EXERCISE DETAILS =>
After going through the data, give the number of lines that contain the word "veeamfse" as your sole answer.

Dataset rows for apps and sites =>
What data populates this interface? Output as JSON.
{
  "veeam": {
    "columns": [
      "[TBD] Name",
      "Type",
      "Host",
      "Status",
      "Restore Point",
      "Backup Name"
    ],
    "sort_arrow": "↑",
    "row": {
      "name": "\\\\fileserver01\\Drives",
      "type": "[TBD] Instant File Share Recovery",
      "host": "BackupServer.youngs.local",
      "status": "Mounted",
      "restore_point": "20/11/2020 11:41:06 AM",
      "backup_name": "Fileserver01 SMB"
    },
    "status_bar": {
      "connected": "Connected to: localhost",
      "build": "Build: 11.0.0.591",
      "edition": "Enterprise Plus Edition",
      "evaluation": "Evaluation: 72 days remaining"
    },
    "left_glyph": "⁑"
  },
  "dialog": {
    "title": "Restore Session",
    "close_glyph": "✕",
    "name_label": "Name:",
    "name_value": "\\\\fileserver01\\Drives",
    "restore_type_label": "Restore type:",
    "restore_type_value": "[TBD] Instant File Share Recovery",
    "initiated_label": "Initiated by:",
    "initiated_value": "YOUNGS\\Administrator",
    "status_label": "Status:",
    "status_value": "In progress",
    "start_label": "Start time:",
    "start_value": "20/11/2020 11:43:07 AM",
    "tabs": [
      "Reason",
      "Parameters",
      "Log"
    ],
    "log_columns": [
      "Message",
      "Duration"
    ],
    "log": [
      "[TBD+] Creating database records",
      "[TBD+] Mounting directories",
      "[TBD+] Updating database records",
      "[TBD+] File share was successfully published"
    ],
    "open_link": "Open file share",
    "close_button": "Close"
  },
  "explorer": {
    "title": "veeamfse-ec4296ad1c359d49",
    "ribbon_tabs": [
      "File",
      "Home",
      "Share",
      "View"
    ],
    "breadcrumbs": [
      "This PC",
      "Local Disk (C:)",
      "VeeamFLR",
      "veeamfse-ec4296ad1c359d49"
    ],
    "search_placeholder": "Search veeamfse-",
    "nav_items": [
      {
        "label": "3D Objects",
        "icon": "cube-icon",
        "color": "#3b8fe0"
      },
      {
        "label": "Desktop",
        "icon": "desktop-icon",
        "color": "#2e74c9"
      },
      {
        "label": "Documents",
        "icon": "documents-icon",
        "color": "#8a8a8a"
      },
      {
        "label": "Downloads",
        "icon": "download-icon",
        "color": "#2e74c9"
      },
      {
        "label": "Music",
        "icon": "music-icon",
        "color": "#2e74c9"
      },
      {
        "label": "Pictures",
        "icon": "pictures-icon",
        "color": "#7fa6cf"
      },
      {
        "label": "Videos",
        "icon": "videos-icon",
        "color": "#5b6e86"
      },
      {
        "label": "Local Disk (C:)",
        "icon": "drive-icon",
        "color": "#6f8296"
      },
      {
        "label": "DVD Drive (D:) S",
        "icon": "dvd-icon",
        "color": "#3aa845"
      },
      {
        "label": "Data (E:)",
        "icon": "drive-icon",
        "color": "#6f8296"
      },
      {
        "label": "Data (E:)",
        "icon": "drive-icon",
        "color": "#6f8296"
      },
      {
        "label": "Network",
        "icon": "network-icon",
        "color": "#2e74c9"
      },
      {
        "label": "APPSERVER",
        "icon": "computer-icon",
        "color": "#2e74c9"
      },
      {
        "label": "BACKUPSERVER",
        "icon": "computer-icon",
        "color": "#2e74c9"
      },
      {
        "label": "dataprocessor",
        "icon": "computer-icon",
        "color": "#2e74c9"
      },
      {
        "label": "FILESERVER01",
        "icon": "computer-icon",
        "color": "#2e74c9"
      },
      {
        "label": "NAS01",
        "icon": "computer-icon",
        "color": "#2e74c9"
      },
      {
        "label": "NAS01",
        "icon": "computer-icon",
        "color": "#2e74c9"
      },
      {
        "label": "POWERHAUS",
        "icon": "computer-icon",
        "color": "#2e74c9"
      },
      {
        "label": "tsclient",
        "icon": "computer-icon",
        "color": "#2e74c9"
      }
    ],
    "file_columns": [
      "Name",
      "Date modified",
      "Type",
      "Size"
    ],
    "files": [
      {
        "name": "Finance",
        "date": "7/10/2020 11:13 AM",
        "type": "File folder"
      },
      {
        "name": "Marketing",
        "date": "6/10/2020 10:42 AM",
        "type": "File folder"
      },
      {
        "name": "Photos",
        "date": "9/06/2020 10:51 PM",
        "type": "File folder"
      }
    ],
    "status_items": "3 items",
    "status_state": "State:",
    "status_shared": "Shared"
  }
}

EXERCISE RESULT =>
3